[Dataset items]
┄┄┄┄┄┄┄┄┄┄┄┄┄┄┄┄┄┄┄┄

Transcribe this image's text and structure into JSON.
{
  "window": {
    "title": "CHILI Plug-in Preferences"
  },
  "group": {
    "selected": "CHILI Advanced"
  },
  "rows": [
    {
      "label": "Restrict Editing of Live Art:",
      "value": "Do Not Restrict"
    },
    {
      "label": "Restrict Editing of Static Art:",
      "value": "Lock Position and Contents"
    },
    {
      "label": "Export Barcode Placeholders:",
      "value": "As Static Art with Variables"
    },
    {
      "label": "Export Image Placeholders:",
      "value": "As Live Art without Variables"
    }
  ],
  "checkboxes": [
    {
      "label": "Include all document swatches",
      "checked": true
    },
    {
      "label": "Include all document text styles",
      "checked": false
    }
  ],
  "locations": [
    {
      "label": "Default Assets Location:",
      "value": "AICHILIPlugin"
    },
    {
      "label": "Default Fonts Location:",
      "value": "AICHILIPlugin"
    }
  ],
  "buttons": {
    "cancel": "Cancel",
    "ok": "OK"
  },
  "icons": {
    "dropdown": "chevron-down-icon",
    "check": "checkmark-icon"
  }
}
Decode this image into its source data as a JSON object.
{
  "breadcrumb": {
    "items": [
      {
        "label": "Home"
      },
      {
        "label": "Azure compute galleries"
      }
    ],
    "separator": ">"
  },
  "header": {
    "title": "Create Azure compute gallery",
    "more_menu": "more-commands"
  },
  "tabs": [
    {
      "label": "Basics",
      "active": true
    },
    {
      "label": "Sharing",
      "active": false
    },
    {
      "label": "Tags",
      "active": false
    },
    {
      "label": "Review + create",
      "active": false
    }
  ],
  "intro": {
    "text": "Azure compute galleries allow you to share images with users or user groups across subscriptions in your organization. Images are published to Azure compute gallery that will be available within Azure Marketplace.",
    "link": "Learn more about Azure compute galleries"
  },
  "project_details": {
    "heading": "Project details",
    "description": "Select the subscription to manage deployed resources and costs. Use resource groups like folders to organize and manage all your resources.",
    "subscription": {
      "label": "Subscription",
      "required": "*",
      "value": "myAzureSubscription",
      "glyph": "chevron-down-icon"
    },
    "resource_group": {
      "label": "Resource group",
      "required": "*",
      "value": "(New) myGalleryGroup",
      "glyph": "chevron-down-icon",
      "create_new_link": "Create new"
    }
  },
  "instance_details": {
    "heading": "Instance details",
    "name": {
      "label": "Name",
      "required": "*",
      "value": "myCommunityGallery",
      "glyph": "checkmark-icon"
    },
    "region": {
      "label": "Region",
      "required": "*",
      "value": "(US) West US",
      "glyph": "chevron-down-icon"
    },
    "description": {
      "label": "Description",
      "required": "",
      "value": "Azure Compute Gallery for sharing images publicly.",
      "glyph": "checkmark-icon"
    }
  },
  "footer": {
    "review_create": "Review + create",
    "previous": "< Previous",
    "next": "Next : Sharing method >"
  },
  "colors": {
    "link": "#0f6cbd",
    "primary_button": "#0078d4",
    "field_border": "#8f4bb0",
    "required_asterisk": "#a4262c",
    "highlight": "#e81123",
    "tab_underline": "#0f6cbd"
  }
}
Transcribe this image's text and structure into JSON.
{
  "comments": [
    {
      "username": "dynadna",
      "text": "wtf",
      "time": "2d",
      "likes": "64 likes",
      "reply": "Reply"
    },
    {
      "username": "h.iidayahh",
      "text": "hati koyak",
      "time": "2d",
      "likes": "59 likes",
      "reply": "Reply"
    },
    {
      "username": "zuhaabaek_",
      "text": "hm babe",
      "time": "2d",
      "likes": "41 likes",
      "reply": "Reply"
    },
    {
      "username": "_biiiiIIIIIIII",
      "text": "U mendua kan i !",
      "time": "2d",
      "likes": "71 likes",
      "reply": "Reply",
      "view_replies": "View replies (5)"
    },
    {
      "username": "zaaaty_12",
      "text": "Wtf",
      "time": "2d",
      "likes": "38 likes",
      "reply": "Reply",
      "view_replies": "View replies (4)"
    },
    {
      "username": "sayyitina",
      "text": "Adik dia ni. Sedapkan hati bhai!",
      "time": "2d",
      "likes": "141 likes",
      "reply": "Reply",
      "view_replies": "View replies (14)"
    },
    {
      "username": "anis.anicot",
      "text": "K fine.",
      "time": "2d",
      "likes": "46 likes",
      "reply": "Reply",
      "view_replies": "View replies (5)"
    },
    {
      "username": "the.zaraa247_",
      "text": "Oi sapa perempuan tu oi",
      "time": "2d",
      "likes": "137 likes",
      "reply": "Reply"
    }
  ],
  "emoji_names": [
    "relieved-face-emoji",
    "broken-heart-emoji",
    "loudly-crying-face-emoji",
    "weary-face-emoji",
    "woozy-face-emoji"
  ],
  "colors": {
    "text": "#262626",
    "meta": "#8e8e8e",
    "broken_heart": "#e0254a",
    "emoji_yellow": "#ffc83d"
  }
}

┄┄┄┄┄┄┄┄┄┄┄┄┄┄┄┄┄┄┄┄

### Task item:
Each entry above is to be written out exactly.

### Task output:
Transcribe this image's text and structure into JSON.
{
  "window": {
    "title": "CHILI Plug-in Preferences"
  },
  "group": {
    "selected": "CHILI Advanced"
  },
  "rows": [
    {
      "label": "Restrict Editing of Live Art:",
      "value": "Do Not Restrict"
    },
    {
      "label": "Restrict Editing of Static Art:",
      "value": "Lock Position and Contents"
    },
    {
      "label": "Export Barcode Placeholders:",
      "value": "As Static Art with Variables"
    },
    {
      "label": "Export Image Placeholders:",
      "value": "As Live Art without Variables"
    }
  ],
  "checkboxes": [
    {
      "label": "Include all document swatches",
      "checked": true
    },
    {
      "label": "Include all document text styles",
      "checked": false
    }
  ],
  "locations": [
    {
      "label": "Default Assets Location:",
      "value": "AICHILIPlugin"
    },
    {
      "label": "Default Fonts Location:",
      "value": "AICHILIPlugin"
    }
  ],
  "buttons": {
    "cancel": "Cancel",
    "ok": "OK"
  },
  "icons": {
    "dropdown": "chevron-down-icon",
    "check": "checkmark-icon"
  }
}
Decode this image into its source data as a JSON object.
{
  "breadcrumb": {
    "items": [
      {
        "label": "Home"
      },
      {
        "label": "Azure compute galleries"
      }
    ],
    "separator": ">"
  },
  "header": {
    "title": "Create Azure compute gallery",
    "more_menu": "more-commands"
  },
  "tabs": [
    {
      "label": "Basics",
      "active": true
    },
    {
      "label": "Sharing",
      "active": false
    },
    {
      "label": "Tags",
      "active": false
    },
    {
      "label": "Review + create",
      "active": false
    }
  ],
  "intro": {
    "text": "Azure compute galleries allow you to share images with users or user groups across subscriptions in your organization. Images are published to Azure compute gallery that will be available within Azure Marketplace.",
    "link": "Learn more about Azure compute galleries"
  },
  "project_details": {
    "heading": "Project details",
    "description": "Select the subscription to manage deployed resources and costs. Use resource groups like folders to organize and manage all your resources.",
    "subscription": {
      "label": "Subscription",
      "required": "*",
      "value": "myAzureSubscription",
      "glyph": "chevron-down-icon"
    },
    "resource_group": {
      "label": "Resource group",
      "required": "*",
      "value": "(New) myGalleryGroup",
      "glyph": "chevron-down-icon",
      "create_new_link": "Create new"
    }
  },
  "instance_details": {
    "heading": "Instance details",
    "name": {
      "label": "Name",
      "required": "*",
      "value": "myCommunityGallery",
      "glyph": "checkmark-icon"
    },
    "region": {
      "label": "Region",
      "required": "*",
      "value": "(US) West US",
      "glyph": "chevron-down-icon"
    },
    "description": {
      "label": "Description",
      "required": "",
      "value": "Azure Compute Gallery for sharing images publicly.",
      "glyph": "checkmark-icon"
    }
  },
  "footer": {
    "review_create": "Review + create",
    "previous": "< Previous",
    "next": "Next : Sharing method >"
  },
  "colors": {
    "link": "#0f6cbd",
    "primary_button": "#0078d4",
    "field_border": "#8f4bb0",
    "required_asterisk": "#a4262c",
    "highlight": "#e81123",
    "tab_underline": "#0f6cbd"
  }
}
Transcribe this image's text and structure into JSON.
{
  "comments": [
    {
      "username": "dynadna",
      "text": "wtf",
      "time": "2d",
      "likes": "64 likes",
      "reply": "Reply"
    },
    {
      "username": "h.iidayahh",
      "text": "hati koyak",
      "time": "2d",
      "likes": "59 likes",
      "reply": "Reply"
    },
    {
      "username": "zuhaabaek_",
      "text": "hm babe",
      "time": "2d",
      "likes": "41 likes",
      "reply": "Reply"
    },
    {
      "username": "_biiiiIIIIIIII",
      "text": "U mendua kan i !",
      "time": "2d",
      "likes": "71 likes",
      "reply": "Reply",
      "view_replies": "View replies (5)"
    },
    {
      "username": "zaaaty_12",
      "text": "Wtf",
      "time": "2d",
      "likes": "38 likes",
      "reply": "Reply",
      "view_replies": "View replies (4)"
    },
    {
      "username": "sayyitina",
      "text": "Adik dia ni. Sedapkan hati bhai!",
      "time": "2d",
      "likes": "141 likes",
      "reply": "Reply",
      "view_replies": "View replies (14)"
    },
    {
      "username": "anis.anicot",
      "text": "K fine.",
      "time": "2d",
      "likes": "46 likes",
      "reply": "Reply",
      "view_replies": "View replies (5)"
    },
    {
      "username": "the.zaraa247_",
      "text": "Oi sapa perempuan tu oi",
      "time": "2d",
      "likes": "137 likes",
      "reply": "Reply"
    }
  ],
  "emoji_names": [
    "relieved-face-emoji",
    "broken-heart-emoji",
    "loudly-crying-face-emoji",
    "weary-face-emoji",
    "woozy-face-emoji"
  ],
  "colors": {
    "text": "#262626",
    "meta": "#8e8e8e",
    "broken_heart": "#e0254a",
    "emoji_yellow": "#ffc83d"
  }
}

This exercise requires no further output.